START SUPPLIED MATERIAL
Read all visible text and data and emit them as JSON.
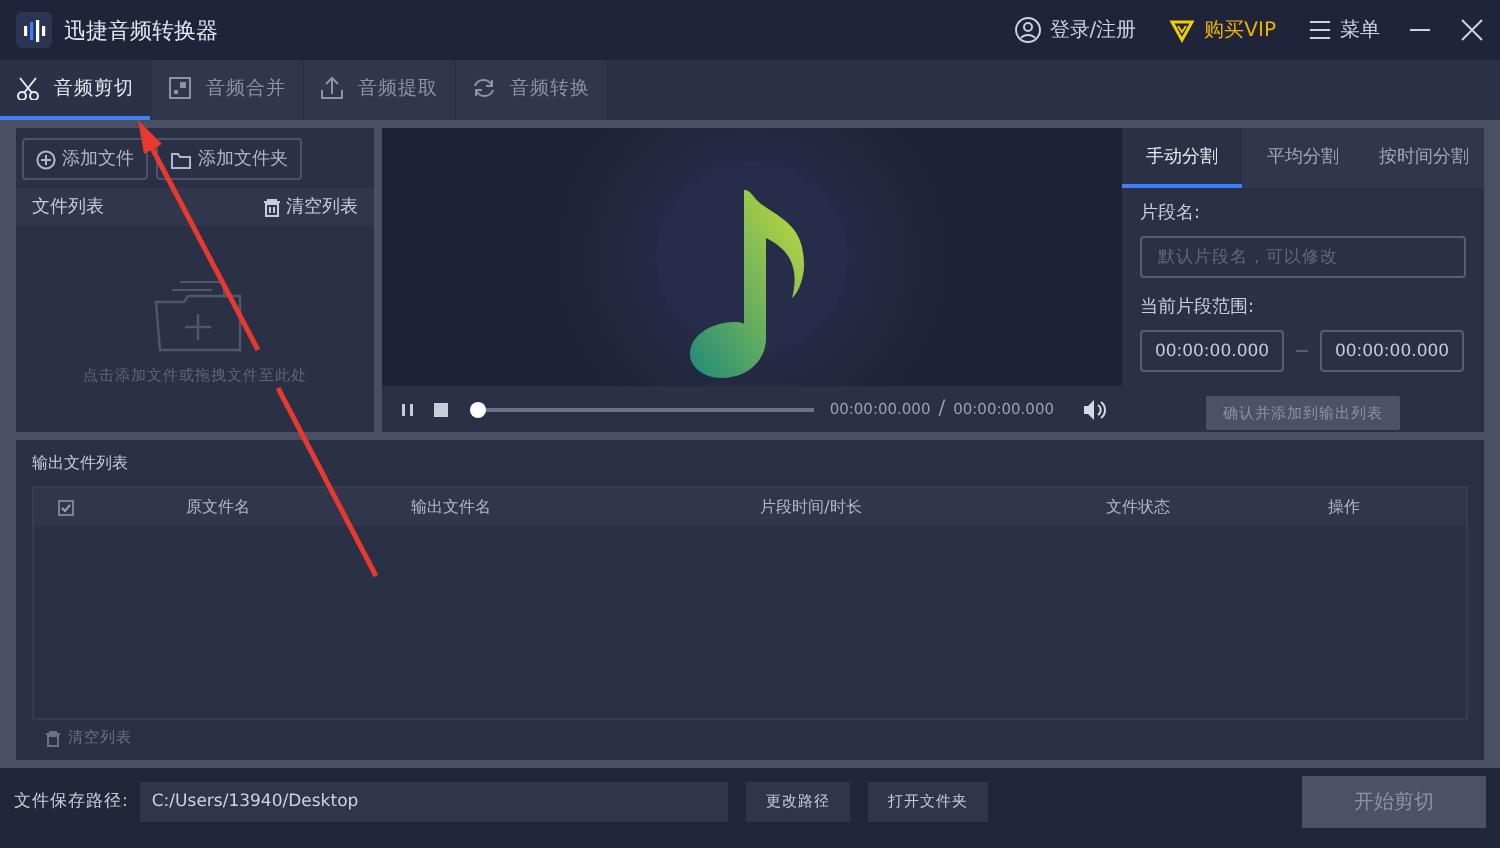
{
  "window": {
    "title": "迅捷音频转换器",
    "login": "登录/注册",
    "vip": "购买VIP",
    "menu": "菜单"
  },
  "tabs": [
    {
      "label": "音频剪切",
      "selected": true
    },
    {
      "label": "音频合并",
      "selected": false
    },
    {
      "label": "音频提取",
      "selected": false
    },
    {
      "label": "音频转换",
      "selected": false
    }
  ],
  "file_panel": {
    "add_file": "添加文件",
    "add_folder": "添加文件夹",
    "list_title": "文件列表",
    "clear": "清空列表",
    "hint": "点击添加文件或拖拽文件至此处"
  },
  "player": {
    "level": 0,
    "current": "00:00:00.000",
    "separator": "/",
    "total": "00:00:00.000"
  },
  "split_panel": {
    "tabs": [
      {
        "label": "手动分割",
        "selected": true
      },
      {
        "label": "平均分割",
        "selected": false
      },
      {
        "label": "按时间分割",
        "selected": false
      }
    ],
    "name_label": "片段名:",
    "name_placeholder": "默认片段名，可以修改",
    "range_label": "当前片段范围:",
    "start": "00:00:00.000",
    "end": "00:00:00.000",
    "confirm": {
      "label": "确认并添加到输出列表",
      "disabled": true
    }
  },
  "output": {
    "title": "输出文件列表",
    "select_all": {
      "checked": true
    },
    "columns": [
      "原文件名",
      "输出文件名",
      "片段时间/时长",
      "文件状态",
      "操作"
    ],
    "clear": "清空列表"
  },
  "footer": {
    "path_label": "文件保存路径:",
    "path": "C:/Users/13940/Desktop",
    "change": "更改路径",
    "open": "打开文件夹",
    "start": {
      "label": "开始剪切",
      "disabled": true
    }
  }
}
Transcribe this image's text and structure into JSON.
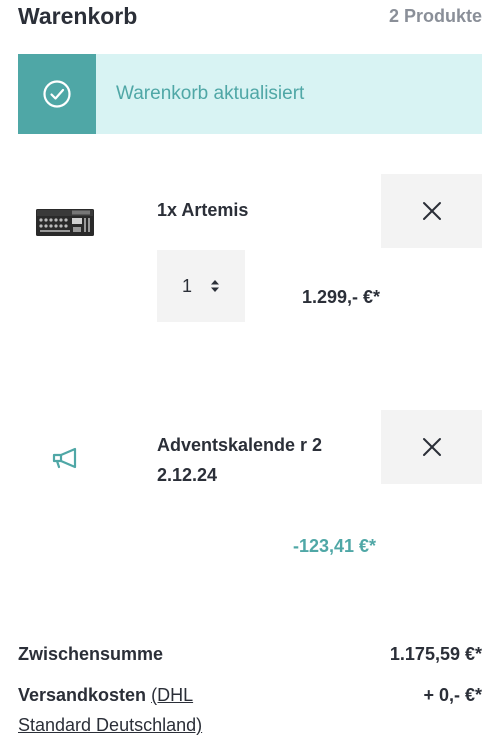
{
  "header": {
    "title": "Warenkorb",
    "product_count": "2 Produkte"
  },
  "banner": {
    "message": "Warenkorb aktualisiert",
    "icon": "check-circle-icon",
    "accent_color": "#4fa7a6",
    "background_color": "#d8f3f3"
  },
  "items": [
    {
      "name": "1x Artemis",
      "thumbnail": "synthesizer-product-image",
      "quantity": "1",
      "price": "1.299,- €*",
      "remove_icon": "close-icon"
    },
    {
      "name": "Adventskalende r 22.12.24",
      "thumbnail": "megaphone-icon",
      "price": "-123,41 €*",
      "remove_icon": "close-icon"
    }
  ],
  "summary": {
    "subtotal_label": "Zwischensumme",
    "subtotal_value": "1.175,59 €*",
    "shipping_label": "Versandkosten",
    "shipping_method": "(DHL Standard Deutschland)",
    "shipping_value": "+ 0,- €*"
  }
}
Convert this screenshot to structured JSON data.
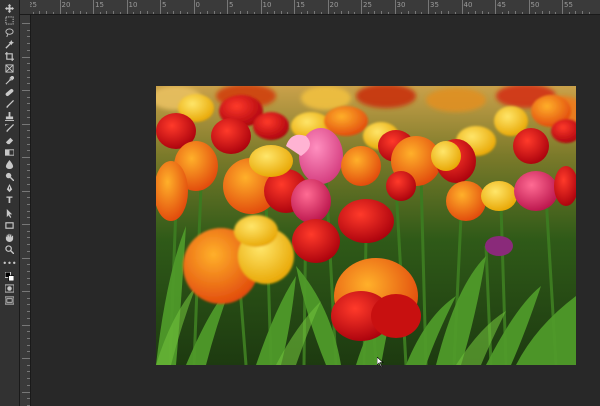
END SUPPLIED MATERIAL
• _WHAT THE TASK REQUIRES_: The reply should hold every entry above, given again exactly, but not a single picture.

• _EXPECTED OUTPUT_:
Read all visible text and data and emit them as JSON.
{
  "window": {
    "title": "迅捷音频转换器",
    "login": "登录/注册",
    "vip": "购买VIP",
    "menu": "菜单"
  },
  "tabs": [
    {
      "label": "音频剪切",
      "selected": true
    },
    {
      "label": "音频合并",
      "selected": false
    },
    {
      "label": "音频提取",
      "selected": false
    },
    {
      "label": "音频转换",
      "selected": false
    }
  ],
  "file_panel": {
    "add_file": "添加文件",
    "add_folder": "添加文件夹",
    "list_title": "文件列表",
    "clear": "清空列表",
    "hint": "点击添加文件或拖拽文件至此处"
  },
  "player": {
    "level": 0,
    "current": "00:00:00.000",
    "separator": "/",
    "total": "00:00:00.000"
  },
  "split_panel": {
    "tabs": [
      {
        "label": "手动分割",
        "selected": true
      },
      {
        "label": "平均分割",
        "selected": false
      },
      {
        "label": "按时间分割",
        "selected": false
      }
    ],
    "name_label": "片段名:",
    "name_placeholder": "默认片段名，可以修改",
    "range_label": "当前片段范围:",
    "start": "00:00:00.000",
    "end": "00:00:00.000",
    "confirm": {
      "label": "确认并添加到输出列表",
      "disabled": true
    }
  },
  "output": {
    "title": "输出文件列表",
    "select_all": {
      "checked": true
    },
    "columns": [
      "原文件名",
      "输出文件名",
      "片段时间/时长",
      "文件状态",
      "操作"
    ],
    "clear": "清空列表"
  },
  "footer": {
    "path_label": "文件保存路径:",
    "path": "C:/Users/13940/Desktop",
    "change": "更改路径",
    "open": "打开文件夹",
    "start": {
      "label": "开始剪切",
      "disabled": true
    }
  }
}
Transcribe this image's text and structure into JSON.
{
  "header": {
    "title": "Warenkorb",
    "product_count": "2 Produkte"
  },
  "banner": {
    "message": "Warenkorb aktualisiert",
    "icon": "check-circle-icon",
    "accent_color": "#4fa7a6",
    "background_color": "#d8f3f3"
  },
  "items": [
    {
      "name": "1x Artemis",
      "thumbnail": "synthesizer-product-image",
      "quantity": "1",
      "price": "1.299,- €*",
      "remove_icon": "close-icon"
    },
    {
      "name": "Adventskalende r 22.12.24",
      "thumbnail": "megaphone-icon",
      "price": "-123,41 €*",
      "remove_icon": "close-icon"
    }
  ],
  "summary": {
    "subtotal_label": "Zwischensumme",
    "subtotal_value": "1.175,59 €*",
    "shipping_label": "Versandkosten",
    "shipping_method": "(DHL Standard Deutschland)",
    "shipping_value": "+ 0,- €*"
  }
}
Convert this screenshot to structured JSON data.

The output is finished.